[Excerpts from an interface dataset]
-=-=-=-=-

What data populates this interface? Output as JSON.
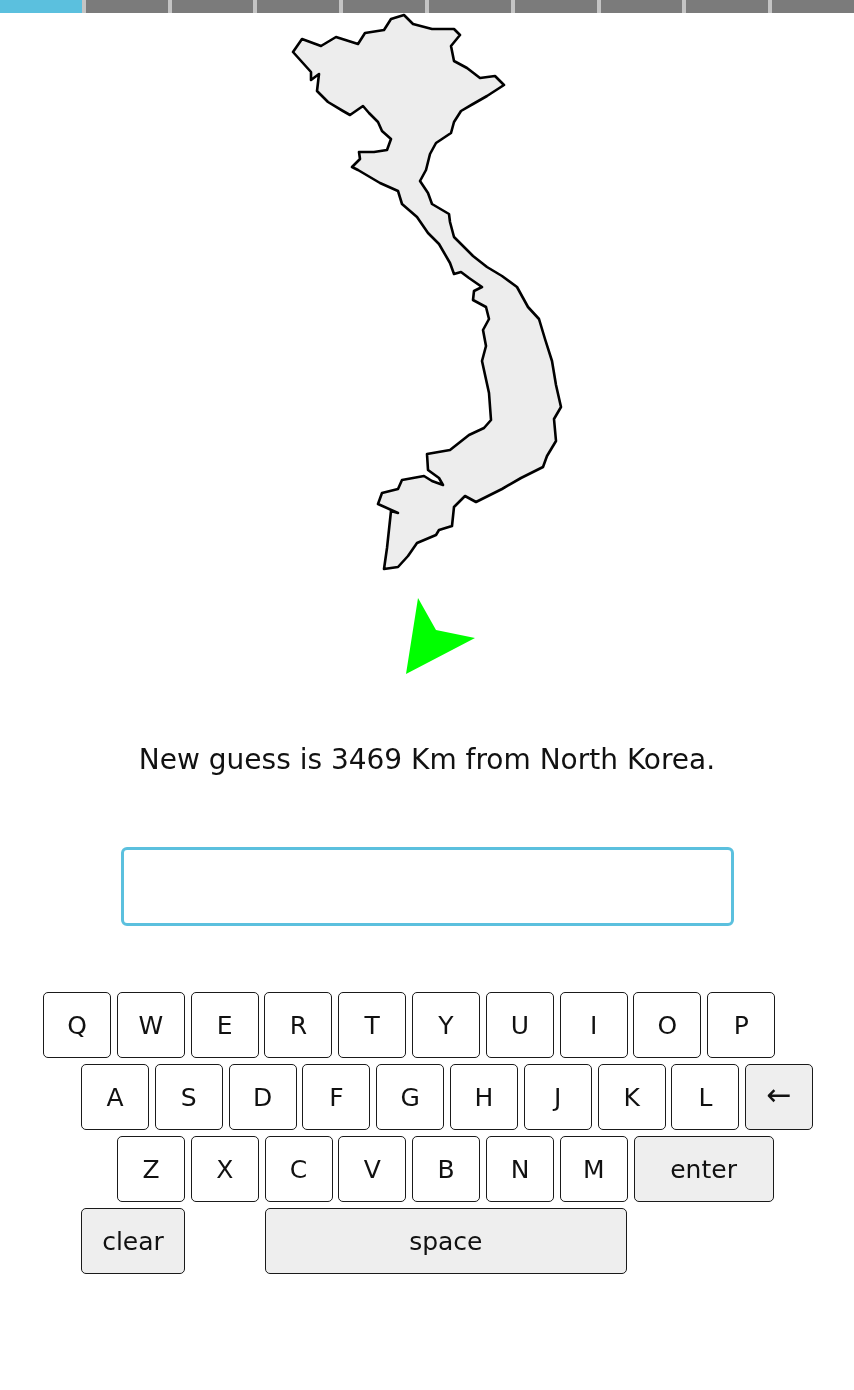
{
  "progress": [
    {
      "current": true
    },
    {
      "current": false
    },
    {
      "current": false
    },
    {
      "current": false
    },
    {
      "current": false
    },
    {
      "current": false
    },
    {
      "current": false
    },
    {
      "current": false
    },
    {
      "current": false
    },
    {
      "current": false
    }
  ],
  "message": "New guess is 3469 Km from North Korea.",
  "guess_field": {
    "focused": true
  },
  "keyboard": {
    "key_rows": [
      {
        "keys": [
          {
            "label": "Q",
            "kind": "letter"
          },
          {
            "label": "W",
            "kind": "letter"
          },
          {
            "label": "E",
            "kind": "letter"
          },
          {
            "label": "R",
            "kind": "letter"
          },
          {
            "label": "T",
            "kind": "letter"
          },
          {
            "label": "Y",
            "kind": "letter"
          },
          {
            "label": "U",
            "kind": "letter"
          },
          {
            "label": "I",
            "kind": "letter"
          },
          {
            "label": "O",
            "kind": "letter"
          },
          {
            "label": "P",
            "kind": "letter"
          }
        ]
      },
      {
        "keys": [
          {
            "label": "A",
            "kind": "letter"
          },
          {
            "label": "S",
            "kind": "letter"
          },
          {
            "label": "D",
            "kind": "letter"
          },
          {
            "label": "F",
            "kind": "letter"
          },
          {
            "label": "G",
            "kind": "letter"
          },
          {
            "label": "H",
            "kind": "letter"
          },
          {
            "label": "J",
            "kind": "letter"
          },
          {
            "label": "K",
            "kind": "letter"
          },
          {
            "label": "L",
            "kind": "letter"
          },
          {
            "label": "←",
            "kind": "backspace"
          }
        ]
      },
      {
        "keys": [
          {
            "label": "Z",
            "kind": "letter"
          },
          {
            "label": "X",
            "kind": "letter"
          },
          {
            "label": "C",
            "kind": "letter"
          },
          {
            "label": "V",
            "kind": "letter"
          },
          {
            "label": "B",
            "kind": "letter"
          },
          {
            "label": "N",
            "kind": "letter"
          },
          {
            "label": "M",
            "kind": "letter"
          },
          {
            "label": "enter",
            "kind": "enter"
          }
        ]
      },
      {
        "keys": [
          {
            "label": "clear",
            "kind": "clear"
          },
          {
            "label": "space",
            "kind": "space"
          }
        ]
      }
    ]
  }
}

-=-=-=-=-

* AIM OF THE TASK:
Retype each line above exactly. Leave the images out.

* RESPONSE AREA:
What data populates this interface? Output as JSON.
{
  "progress": [
    {
      "current": true
    },
    {
      "current": false
    },
    {
      "current": false
    },
    {
      "current": false
    },
    {
      "current": false
    },
    {
      "current": false
    },
    {
      "current": false
    },
    {
      "current": false
    },
    {
      "current": false
    },
    {
      "current": false
    }
  ],
  "message": "New guess is 3469 Km from North Korea.",
  "guess_field": {
    "focused": true
  },
  "keyboard": {
    "key_rows": [
      {
        "keys": [
          {
            "label": "Q",
            "kind": "letter"
          },
          {
            "label": "W",
            "kind": "letter"
          },
          {
            "label": "E",
            "kind": "letter"
          },
          {
            "label": "R",
            "kind": "letter"
          },
          {
            "label": "T",
            "kind": "letter"
          },
          {
            "label": "Y",
            "kind": "letter"
          },
          {
            "label": "U",
            "kind": "letter"
          },
          {
            "label": "I",
            "kind": "letter"
          },
          {
            "label": "O",
            "kind": "letter"
          },
          {
            "label": "P",
            "kind": "letter"
          }
        ]
      },
      {
        "keys": [
          {
            "label": "A",
            "kind": "letter"
          },
          {
            "label": "S",
            "kind": "letter"
          },
          {
            "label": "D",
            "kind": "letter"
          },
          {
            "label": "F",
            "kind": "letter"
          },
          {
            "label": "G",
            "kind": "letter"
          },
          {
            "label": "H",
            "kind": "letter"
          },
          {
            "label": "J",
            "kind": "letter"
          },
          {
            "label": "K",
            "kind": "letter"
          },
          {
            "label": "L",
            "kind": "letter"
          },
          {
            "label": "←",
            "kind": "backspace"
          }
        ]
      },
      {
        "keys": [
          {
            "label": "Z",
            "kind": "letter"
          },
          {
            "label": "X",
            "kind": "letter"
          },
          {
            "label": "C",
            "kind": "letter"
          },
          {
            "label": "V",
            "kind": "letter"
          },
          {
            "label": "B",
            "kind": "letter"
          },
          {
            "label": "N",
            "kind": "letter"
          },
          {
            "label": "M",
            "kind": "letter"
          },
          {
            "label": "enter",
            "kind": "enter"
          }
        ]
      },
      {
        "keys": [
          {
            "label": "clear",
            "kind": "clear"
          },
          {
            "label": "space",
            "kind": "space"
          }
        ]
      }
    ]
  }
}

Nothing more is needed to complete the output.